Directions for this task -
Line filter on the word "scroll": copy each matching line from the entries.

[[ Records for this exercise open ]]

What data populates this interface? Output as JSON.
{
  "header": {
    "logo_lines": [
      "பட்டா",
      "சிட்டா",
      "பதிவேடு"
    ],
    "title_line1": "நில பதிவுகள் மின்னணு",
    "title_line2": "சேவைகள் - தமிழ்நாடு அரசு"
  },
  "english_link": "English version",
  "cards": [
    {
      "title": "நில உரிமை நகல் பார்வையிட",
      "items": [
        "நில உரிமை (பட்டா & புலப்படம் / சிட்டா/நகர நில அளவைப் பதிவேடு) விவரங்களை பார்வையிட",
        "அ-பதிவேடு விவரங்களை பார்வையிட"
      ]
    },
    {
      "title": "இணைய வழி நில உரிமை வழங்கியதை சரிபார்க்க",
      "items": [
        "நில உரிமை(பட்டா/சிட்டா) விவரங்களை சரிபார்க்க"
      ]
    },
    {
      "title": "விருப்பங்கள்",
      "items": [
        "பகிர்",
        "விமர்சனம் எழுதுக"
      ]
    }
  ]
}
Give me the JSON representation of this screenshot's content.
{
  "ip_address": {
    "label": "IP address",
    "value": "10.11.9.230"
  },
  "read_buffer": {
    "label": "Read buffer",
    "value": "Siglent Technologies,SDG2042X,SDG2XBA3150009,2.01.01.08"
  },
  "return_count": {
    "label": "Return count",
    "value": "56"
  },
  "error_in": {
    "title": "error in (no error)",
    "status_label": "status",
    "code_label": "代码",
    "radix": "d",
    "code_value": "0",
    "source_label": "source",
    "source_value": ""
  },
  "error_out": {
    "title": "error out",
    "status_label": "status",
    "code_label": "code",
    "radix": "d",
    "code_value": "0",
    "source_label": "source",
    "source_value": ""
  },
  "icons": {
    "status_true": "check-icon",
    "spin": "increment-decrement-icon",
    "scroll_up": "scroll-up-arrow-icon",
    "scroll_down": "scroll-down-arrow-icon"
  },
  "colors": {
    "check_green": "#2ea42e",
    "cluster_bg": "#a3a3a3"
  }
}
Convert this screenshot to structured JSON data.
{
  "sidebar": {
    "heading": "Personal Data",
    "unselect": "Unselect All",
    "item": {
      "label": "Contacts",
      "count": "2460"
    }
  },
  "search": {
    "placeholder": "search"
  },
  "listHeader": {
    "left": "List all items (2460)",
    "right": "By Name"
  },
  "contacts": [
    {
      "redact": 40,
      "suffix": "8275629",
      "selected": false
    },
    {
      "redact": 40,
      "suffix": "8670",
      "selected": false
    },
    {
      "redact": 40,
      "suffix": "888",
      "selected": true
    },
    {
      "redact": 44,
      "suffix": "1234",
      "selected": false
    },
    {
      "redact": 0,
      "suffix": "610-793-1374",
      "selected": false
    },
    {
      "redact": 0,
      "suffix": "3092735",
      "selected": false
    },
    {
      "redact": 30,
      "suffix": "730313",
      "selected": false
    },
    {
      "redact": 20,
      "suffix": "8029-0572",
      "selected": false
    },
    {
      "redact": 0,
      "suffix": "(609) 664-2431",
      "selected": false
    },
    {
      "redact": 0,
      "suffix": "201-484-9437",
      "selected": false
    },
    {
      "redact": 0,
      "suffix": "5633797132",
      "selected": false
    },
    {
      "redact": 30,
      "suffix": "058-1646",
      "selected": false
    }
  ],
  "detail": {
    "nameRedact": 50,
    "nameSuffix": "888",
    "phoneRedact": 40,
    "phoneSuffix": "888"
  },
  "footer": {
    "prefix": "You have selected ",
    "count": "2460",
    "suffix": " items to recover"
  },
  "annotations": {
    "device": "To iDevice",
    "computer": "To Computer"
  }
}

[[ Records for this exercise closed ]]

Result of the task -
    "scroll_up": "scroll-up-arrow-icon",
    "scroll_down": "scroll-down-arrow-icon"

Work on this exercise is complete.